"High temperatures will continue to be below average for much of the West Tuesday-Wednesday, with highs in the 30s and 40s for the Northern Rockies/Great Basin and the 50s for most of California," the agency said.

Some of those highs could meet or break the record for the maximum temperature on those dates.

California has been deluged by storms this winter, hit by 12 atmospheric rivers that have led to evacuation orders, rising rivers and broken levees.
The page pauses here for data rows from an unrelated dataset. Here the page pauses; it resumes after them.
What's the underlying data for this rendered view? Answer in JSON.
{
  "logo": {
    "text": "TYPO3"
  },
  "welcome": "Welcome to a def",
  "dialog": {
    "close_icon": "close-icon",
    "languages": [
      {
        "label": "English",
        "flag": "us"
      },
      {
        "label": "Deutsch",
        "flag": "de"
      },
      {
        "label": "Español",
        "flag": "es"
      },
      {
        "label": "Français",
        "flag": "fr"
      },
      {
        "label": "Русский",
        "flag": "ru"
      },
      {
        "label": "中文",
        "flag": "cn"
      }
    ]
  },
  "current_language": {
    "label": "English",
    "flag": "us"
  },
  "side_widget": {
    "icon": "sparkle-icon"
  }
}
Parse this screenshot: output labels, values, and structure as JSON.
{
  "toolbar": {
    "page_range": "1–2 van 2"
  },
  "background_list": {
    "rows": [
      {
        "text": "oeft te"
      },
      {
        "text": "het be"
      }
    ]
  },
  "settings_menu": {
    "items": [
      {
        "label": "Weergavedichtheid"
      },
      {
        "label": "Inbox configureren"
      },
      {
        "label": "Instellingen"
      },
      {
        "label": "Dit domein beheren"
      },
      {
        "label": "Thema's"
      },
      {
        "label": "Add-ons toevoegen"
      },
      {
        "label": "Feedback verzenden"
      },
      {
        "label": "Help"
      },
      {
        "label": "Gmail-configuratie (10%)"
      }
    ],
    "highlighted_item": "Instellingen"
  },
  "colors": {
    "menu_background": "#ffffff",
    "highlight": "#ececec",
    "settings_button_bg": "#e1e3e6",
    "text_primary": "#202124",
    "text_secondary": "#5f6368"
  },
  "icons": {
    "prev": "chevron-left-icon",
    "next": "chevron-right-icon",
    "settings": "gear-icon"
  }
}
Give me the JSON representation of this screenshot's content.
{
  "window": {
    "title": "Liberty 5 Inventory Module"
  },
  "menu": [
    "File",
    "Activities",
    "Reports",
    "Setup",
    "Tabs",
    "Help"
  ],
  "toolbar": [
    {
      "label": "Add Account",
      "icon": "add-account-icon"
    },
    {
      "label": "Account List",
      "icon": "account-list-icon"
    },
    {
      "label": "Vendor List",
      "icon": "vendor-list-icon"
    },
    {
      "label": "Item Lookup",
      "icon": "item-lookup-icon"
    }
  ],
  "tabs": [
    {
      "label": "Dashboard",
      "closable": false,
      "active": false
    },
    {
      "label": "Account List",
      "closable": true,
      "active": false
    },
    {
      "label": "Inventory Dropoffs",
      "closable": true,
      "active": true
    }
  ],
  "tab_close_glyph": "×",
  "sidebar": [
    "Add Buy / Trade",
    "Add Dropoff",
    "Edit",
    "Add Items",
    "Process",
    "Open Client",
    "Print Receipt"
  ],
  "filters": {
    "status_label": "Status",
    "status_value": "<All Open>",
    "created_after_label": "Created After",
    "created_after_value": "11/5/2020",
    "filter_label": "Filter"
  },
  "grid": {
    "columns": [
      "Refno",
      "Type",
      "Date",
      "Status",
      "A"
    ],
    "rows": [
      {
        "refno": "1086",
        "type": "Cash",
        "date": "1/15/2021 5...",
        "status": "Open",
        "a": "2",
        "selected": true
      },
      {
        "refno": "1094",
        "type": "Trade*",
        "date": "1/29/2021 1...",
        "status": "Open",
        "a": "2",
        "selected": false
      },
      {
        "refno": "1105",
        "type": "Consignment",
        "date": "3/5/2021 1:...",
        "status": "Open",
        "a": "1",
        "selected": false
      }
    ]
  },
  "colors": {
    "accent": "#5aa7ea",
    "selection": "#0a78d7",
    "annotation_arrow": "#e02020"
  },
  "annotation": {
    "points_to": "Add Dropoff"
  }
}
In some parts of the Sierra Nevada, more than 55 feet of snow have fallen.

The heavy precipitation has helped California's drought, but has not been enough to reverse decades of water shortages.

On Tuesday, California Gov. Gavin Newsom requested a presidential major disaster declaration to provide aid for communities hit by the storms.

Meanwhile, quasi-stationary, or nearly stationary fronts, are expected to reach the Southeast early Wednesday morning, causing thunderstorms and rain that could fall at 1 to 2 inches every hour.

There is particularly an enhanced risk of flash flooding for the Gulf Coast, which has recently had lots of rain.

Copyright 2023 NPR. To see more, visit https://www.npr.org.

Ayana Archie
[Copyright 2024 NPR]